In 2013, a friend of David Baum Jr., the general manager and third-generation auto dealer, wanted to buy a Tesla Model S. The pricey sedan had been on the market for only about a year, but Baum said he would try.
"I went out and bought him a Model S, and I was so impressed with the car," Baum said in an interview. "This car — by far — is the best vehicle I've ever driven myself. And so from there, I said, 'We're going to start stocking these.' "
While the California-based automaker chooses to sell its new EVs directly to consumers, Texas law prohibits company-owned stores. So buying Teslas in the state can be a hassle, said Baum, 35.
"But there's still huge demand for them," he said. "I see them all over the road, all over Dallas. So we're carrying late-model Teslas, 1- to 2-year-old Model S, Model X and the Model 3."
Baum said the average Tesla stays on his lot for only eight days.
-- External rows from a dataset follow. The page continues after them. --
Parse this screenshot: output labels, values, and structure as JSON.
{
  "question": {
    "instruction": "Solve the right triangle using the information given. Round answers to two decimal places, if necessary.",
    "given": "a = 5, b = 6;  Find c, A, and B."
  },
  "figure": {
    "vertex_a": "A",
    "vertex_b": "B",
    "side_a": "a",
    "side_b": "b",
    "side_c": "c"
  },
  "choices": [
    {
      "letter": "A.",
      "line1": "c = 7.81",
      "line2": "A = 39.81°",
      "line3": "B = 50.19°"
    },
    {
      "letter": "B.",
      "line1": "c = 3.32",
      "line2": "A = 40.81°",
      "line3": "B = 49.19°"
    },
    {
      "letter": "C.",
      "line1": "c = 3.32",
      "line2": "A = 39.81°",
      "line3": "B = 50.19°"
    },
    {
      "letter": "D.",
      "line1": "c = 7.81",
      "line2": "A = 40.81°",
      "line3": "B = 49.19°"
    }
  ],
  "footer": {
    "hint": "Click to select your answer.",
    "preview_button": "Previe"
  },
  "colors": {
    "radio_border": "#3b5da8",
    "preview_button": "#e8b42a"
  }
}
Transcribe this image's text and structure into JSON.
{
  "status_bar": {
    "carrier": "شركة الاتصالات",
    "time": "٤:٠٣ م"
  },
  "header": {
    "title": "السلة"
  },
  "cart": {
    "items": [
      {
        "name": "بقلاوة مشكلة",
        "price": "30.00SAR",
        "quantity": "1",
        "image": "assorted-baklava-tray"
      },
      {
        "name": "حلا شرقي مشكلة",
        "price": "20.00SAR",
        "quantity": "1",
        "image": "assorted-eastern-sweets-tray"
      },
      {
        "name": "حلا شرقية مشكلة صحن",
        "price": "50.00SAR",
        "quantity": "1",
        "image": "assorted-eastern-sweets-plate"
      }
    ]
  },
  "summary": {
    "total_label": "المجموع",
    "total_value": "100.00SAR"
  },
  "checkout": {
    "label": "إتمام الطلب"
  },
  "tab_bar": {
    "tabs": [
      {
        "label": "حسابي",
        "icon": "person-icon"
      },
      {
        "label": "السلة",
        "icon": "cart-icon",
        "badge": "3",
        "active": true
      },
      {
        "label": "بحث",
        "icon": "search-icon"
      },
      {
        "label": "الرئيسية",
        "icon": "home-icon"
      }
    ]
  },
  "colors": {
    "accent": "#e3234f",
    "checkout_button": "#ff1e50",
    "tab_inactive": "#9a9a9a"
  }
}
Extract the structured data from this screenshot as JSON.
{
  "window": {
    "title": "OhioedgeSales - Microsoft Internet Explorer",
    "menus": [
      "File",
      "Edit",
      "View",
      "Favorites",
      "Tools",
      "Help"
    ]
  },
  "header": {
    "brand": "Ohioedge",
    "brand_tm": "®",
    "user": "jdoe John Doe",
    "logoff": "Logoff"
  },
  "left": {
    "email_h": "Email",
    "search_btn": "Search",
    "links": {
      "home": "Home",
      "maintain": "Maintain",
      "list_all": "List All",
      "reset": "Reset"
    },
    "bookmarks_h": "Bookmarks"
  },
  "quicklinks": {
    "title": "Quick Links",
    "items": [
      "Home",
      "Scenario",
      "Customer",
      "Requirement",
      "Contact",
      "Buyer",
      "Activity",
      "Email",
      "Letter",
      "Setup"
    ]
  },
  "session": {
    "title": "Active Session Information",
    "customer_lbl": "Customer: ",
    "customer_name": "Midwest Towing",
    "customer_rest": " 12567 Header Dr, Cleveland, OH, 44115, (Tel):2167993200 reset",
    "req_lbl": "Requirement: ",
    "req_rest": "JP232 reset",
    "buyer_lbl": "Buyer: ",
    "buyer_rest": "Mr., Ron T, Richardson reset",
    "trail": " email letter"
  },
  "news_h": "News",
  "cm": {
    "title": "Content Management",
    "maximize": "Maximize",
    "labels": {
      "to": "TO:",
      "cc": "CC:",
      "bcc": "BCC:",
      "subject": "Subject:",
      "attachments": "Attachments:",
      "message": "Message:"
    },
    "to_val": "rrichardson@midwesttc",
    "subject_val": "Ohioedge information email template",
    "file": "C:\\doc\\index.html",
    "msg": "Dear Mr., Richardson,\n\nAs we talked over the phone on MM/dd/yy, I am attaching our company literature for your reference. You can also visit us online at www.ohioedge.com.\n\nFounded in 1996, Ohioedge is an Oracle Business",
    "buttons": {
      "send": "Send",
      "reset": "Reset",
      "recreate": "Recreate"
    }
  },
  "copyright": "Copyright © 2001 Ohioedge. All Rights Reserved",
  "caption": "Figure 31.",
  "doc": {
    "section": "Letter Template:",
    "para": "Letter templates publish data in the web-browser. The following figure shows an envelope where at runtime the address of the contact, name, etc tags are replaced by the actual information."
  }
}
Supply comes from auctions of off-lease cars and loaner vehicles. "The demand is there, we just can't keep them on the lot," he said. "I think it's a great value for someone not to have to pay advertised price on a new one."
To support the used-vehicle specialty, the store has six Tesla electric charging stations: two in the front for customers, two in the service drive and two in the vehicle-delivery area.
The Baum family's store off I-35 was the first U.S. dealership to complete Mitsubishi's new Dealer Visual Identity Program with all the bells and whistles — at a cost of $13.5 million. Brand dealers and executives have come from all over the world to see the ground-up facility.
But in the current retail market, it needs to do more than invest in the rebirth of the Mitsubishi brand.
Lewisville Autoplex does sell more-commonplace used autos, such as Ford Explorers and Toyota Camrys, but those are only about a quarter of the inventory. Another quarter are exotics or less-common vehicles such as Teslas, and half are customized vehicles such as lifted Jeeps and pickups, Baum said.
"Our average sales price on a used car is now $43,000. In comparison, our new-car average sales price is $25,000," he said. "The margins on our lifted vehicles and custom trucks are a lot better. It definitely keeps us going. At the same time, we're building those trucks in-house, so that's money to the dealership as well. Service, parts and sales all benefit."
The dealership is averaging about 50 new-car sales a month compared with about 110 used vehicles, Baum said. Since inaugurating the new facility in June, used sales have risen from about 90 units per month. And the year has started strong, with used sales up 38 percent year-over-year for the best January in the company's history.